# TASK ITEM
Write out the entries exactly. None of the pictures should appear in the copy.

# Excerpts from an interface dataset
>>>>>

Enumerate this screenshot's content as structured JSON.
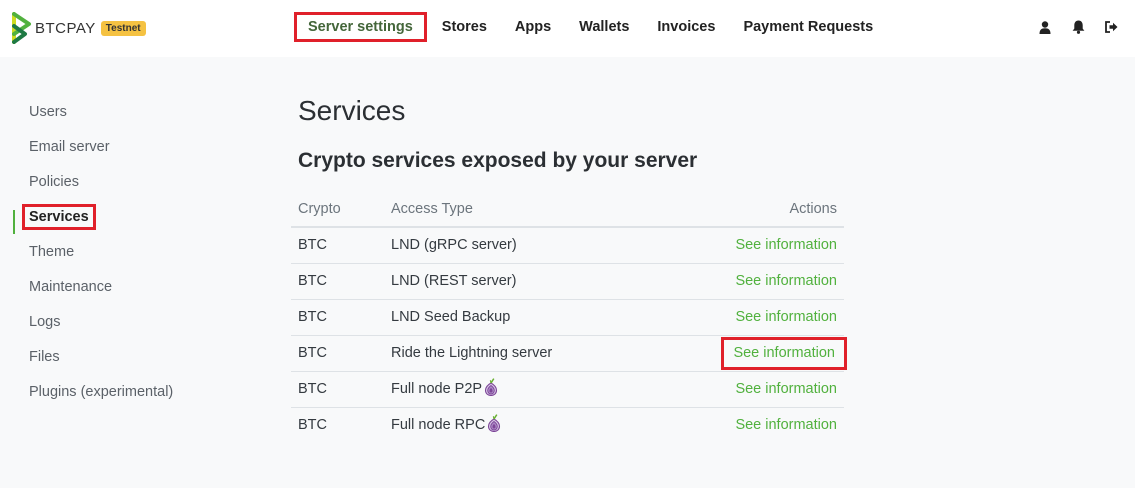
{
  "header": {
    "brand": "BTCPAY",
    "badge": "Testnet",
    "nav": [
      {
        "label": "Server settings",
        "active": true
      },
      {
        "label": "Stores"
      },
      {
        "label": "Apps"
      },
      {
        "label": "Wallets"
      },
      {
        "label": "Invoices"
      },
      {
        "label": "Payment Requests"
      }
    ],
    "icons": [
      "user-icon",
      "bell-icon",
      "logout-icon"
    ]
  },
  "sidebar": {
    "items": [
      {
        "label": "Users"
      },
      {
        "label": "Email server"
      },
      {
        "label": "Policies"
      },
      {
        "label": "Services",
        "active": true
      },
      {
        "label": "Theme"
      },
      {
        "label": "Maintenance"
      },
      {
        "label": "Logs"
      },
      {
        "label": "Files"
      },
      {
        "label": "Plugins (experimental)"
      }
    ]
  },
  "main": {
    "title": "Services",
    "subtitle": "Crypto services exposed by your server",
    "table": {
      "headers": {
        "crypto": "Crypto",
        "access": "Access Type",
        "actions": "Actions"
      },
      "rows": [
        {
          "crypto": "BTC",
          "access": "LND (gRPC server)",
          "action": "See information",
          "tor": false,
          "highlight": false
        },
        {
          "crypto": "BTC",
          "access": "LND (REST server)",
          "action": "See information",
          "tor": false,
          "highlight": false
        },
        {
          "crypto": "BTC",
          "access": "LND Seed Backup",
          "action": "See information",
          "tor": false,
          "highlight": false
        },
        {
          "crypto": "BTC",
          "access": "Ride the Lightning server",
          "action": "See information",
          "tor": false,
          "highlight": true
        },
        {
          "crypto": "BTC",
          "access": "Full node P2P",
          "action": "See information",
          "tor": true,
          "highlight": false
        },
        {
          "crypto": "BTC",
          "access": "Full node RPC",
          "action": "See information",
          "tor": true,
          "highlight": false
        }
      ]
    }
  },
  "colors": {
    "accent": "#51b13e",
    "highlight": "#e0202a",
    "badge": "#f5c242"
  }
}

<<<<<

# ANSWER SECTION
Enumerate this screenshot's content as structured JSON.
{
  "header": {
    "brand": "BTCPAY",
    "badge": "Testnet",
    "nav": [
      {
        "label": "Server settings",
        "active": true
      },
      {
        "label": "Stores"
      },
      {
        "label": "Apps"
      },
      {
        "label": "Wallets"
      },
      {
        "label": "Invoices"
      },
      {
        "label": "Payment Requests"
      }
    ],
    "icons": [
      "user-icon",
      "bell-icon",
      "logout-icon"
    ]
  },
  "sidebar": {
    "items": [
      {
        "label": "Users"
      },
      {
        "label": "Email server"
      },
      {
        "label": "Policies"
      },
      {
        "label": "Services",
        "active": true
      },
      {
        "label": "Theme"
      },
      {
        "label": "Maintenance"
      },
      {
        "label": "Logs"
      },
      {
        "label": "Files"
      },
      {
        "label": "Plugins (experimental)"
      }
    ]
  },
  "main": {
    "title": "Services",
    "subtitle": "Crypto services exposed by your server",
    "table": {
      "headers": {
        "crypto": "Crypto",
        "access": "Access Type",
        "actions": "Actions"
      },
      "rows": [
        {
          "crypto": "BTC",
          "access": "LND (gRPC server)",
          "action": "See information",
          "tor": false,
          "highlight": false
        },
        {
          "crypto": "BTC",
          "access": "LND (REST server)",
          "action": "See information",
          "tor": false,
          "highlight": false
        },
        {
          "crypto": "BTC",
          "access": "LND Seed Backup",
          "action": "See information",
          "tor": false,
          "highlight": false
        },
        {
          "crypto": "BTC",
          "access": "Ride the Lightning server",
          "action": "See information",
          "tor": false,
          "highlight": true
        },
        {
          "crypto": "BTC",
          "access": "Full node P2P",
          "action": "See information",
          "tor": true,
          "highlight": false
        },
        {
          "crypto": "BTC",
          "access": "Full node RPC",
          "action": "See information",
          "tor": true,
          "highlight": false
        }
      ]
    }
  },
  "colors": {
    "accent": "#51b13e",
    "highlight": "#e0202a",
    "badge": "#f5c242"
  }
}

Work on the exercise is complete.